Title: Image Mining Extension for RapidMiner (Advanced)


Chapter 20 introduces the RapidMiner IMage Mining (IMMI) Extension and presents some introductory image processing and image mining use cases. Chapter 21 provides more advanced image mining applications.

Chapter 21 presents advanced image mining applications using the RapidMiner Image Mining (IMMI) Extension introduced in the previous chapter. This chapter demonstrates several examples of the use of the IMMI extension for image processing, image segmentation, feature extraction, pattern detection, and image classification. The first application extracts global features from multiple images to enable automated image classification. The second application demonstrates the Viola-Jones algorithm for pattern detection. And the third process illustrates the image segmentation and mask processing. The classification of an image is used to identify which group of images a particular image belongs to. An automated image classifier could, for example, be used to distinguish different scene types like nature versus urban environment, exterior versus interior, images with and without people, etc. Global features are usually used for this purpose. These features are calculated from the whole image. The key to a correct classification is to find the features that differentiate one class from other classes. Such a feature can be, for example, the dominant color in the image. These features can be calculated from the original image or from an image after pre-processing like Gaussian blur or edge detection.

Pattern detection searches known patterns in images in the images, where approximate fits of the patterns may be sufficient. A good algorithm for detection should not be sensitive to the size of the pattern in the image or its position or rotation. One possible approach is to use a histogram. This approach compares the histogram of the pattern with the histogram of a selected area in the image. In this way, the algorithm passes step by step through the whole image, and if the match of histograms is larger than a certain threshold, the area is declared to be the sought pattern. Another algorithm, which is described in this chapter, is the Viola-Jones algorithm. The classifier is trained with positive and negative image examples. Appropriate features are selected using the AdaBoost algorithm. An image is iterated during pattern detection using a window with increasing size. Positive detections are then marked with a square area of the same size as the window. The provided example application uses this process to detect the cross-sectional artery in an ultrasound image.

After detection, the images can be used to measure the patient’s pulse if taken from a video or stream of time-stamped images.

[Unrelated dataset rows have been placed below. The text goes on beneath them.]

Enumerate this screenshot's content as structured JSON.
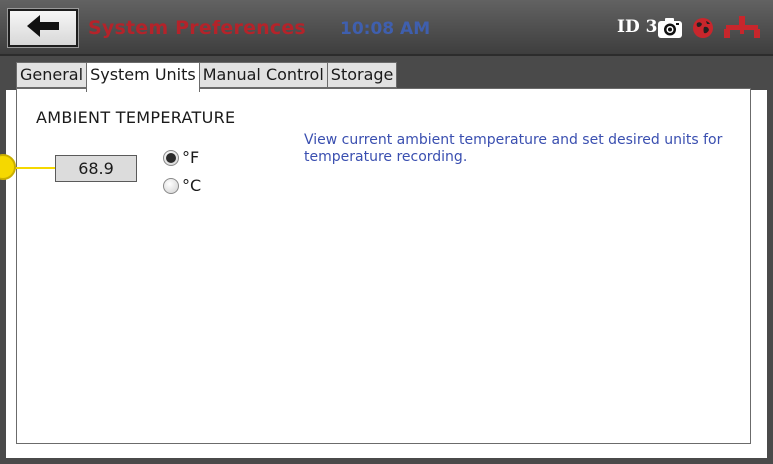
{
  "header": {
    "title": "System Preferences",
    "time": "10:08 AM",
    "device_id": "ID 3",
    "icons": [
      "back-arrow-icon",
      "camera-icon",
      "globe-icon",
      "network-icon"
    ]
  },
  "tabs": [
    {
      "label": "General",
      "active": false
    },
    {
      "label": "System Units",
      "active": true
    },
    {
      "label": "Manual Control",
      "active": false
    },
    {
      "label": "Storage",
      "active": false
    }
  ],
  "ambient": {
    "title": "AMBIENT TEMPERATURE",
    "value": "68.9",
    "unit_options": [
      {
        "label": "°F",
        "selected": true
      },
      {
        "label": "°C",
        "selected": false
      }
    ],
    "description": "View current ambient temperature and set desired units for temperature recording."
  },
  "colors": {
    "title_red": "#b4232a",
    "time_blue": "#3f5fae",
    "description_blue": "#3a4fb0",
    "callout_yellow": "#f5d800",
    "header_gray": "#4a4a4a"
  }
}
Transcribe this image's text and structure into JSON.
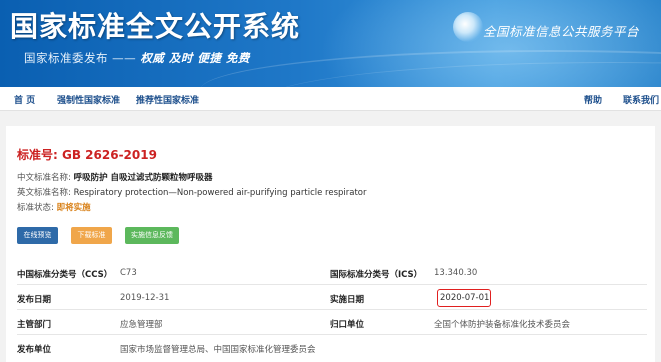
{
  "header": {
    "site_title": "国家标准全文公开系统",
    "slogan_publisher": "国家标准委发布",
    "slogan_dash": "——",
    "slogan_words": "权威 及时 便捷 免费",
    "platform_name": "全国标准信息公共服务平台"
  },
  "nav": {
    "home": "首 页",
    "mandatory": "强制性国家标准",
    "recommended": "推荐性国家标准",
    "help": "帮助",
    "contact": "联系我们"
  },
  "standard": {
    "number_label": "标准号:",
    "number": "GB 2626-2019",
    "cn_name_label": "中文标准名称:",
    "cn_name": "呼吸防护 自吸过滤式防颗粒物呼吸器",
    "en_name_label": "英文标准名称:",
    "en_name": "Respiratory protection—Non-powered air-purifying particle respirator",
    "status_label": "标准状态:",
    "status": "即将实施"
  },
  "buttons": {
    "preview": "在线预览",
    "download": "下载标准",
    "feedback": "实施信息反馈"
  },
  "details": {
    "ccs_label": "中国标准分类号（CCS）",
    "ccs_value": "C73",
    "ics_label": "国际标准分类号（ICS）",
    "ics_value": "13.340.30",
    "publish_label": "发布日期",
    "publish_value": "2019-12-31",
    "implement_label": "实施日期",
    "implement_value": "2020-07-01",
    "dept_label": "主管部门",
    "dept_value": "应急管理部",
    "owner_label": "归口单位",
    "owner_value": "全国个体防护装备标准化技术委员会",
    "issuer_label": "发布单位",
    "issuer_value": "国家市场监督管理总局、中国国家标准化管理委员会"
  },
  "colors": {
    "banner_blue": "#1f78c8",
    "nav_link": "#1d4f8c",
    "std_number_red": "#cc2222",
    "status_orange": "#d9821a",
    "btn_preview": "#2e6aa8",
    "btn_download": "#f0a64a",
    "btn_feedback": "#5cb85c",
    "highlight_red": "#e02020"
  }
}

The third example application demonstrates image segmentation and feature extraction: Image segmentation is often used for the detection of different objects in the image. Its task is to split the image into parts so that the individual segments correspond to objects in the image. In this example, the identified segments are combined with masks to remove the background and focus on the object found.

Table of Contents

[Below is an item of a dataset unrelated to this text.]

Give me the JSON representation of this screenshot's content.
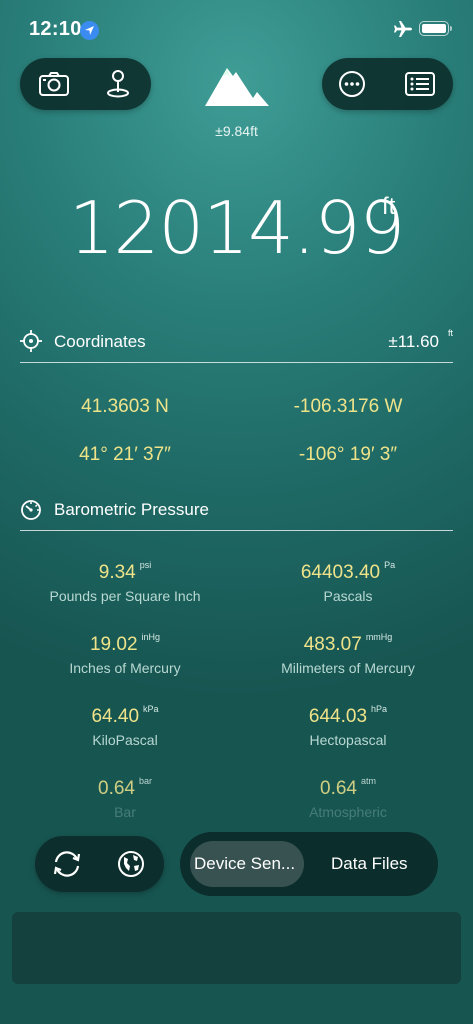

21.1 Introduction
21.2 Image Classification
21.2.1 Load Images and Assign Labels
21.2.2 Global Feature Extraction
21.3 Pattern Detection
21.3.1 Process Creation
21.4 Image Segmentation and Feature Extraction
21.5 Summary
21.5 Bibliography

Data & Processes: Click here to download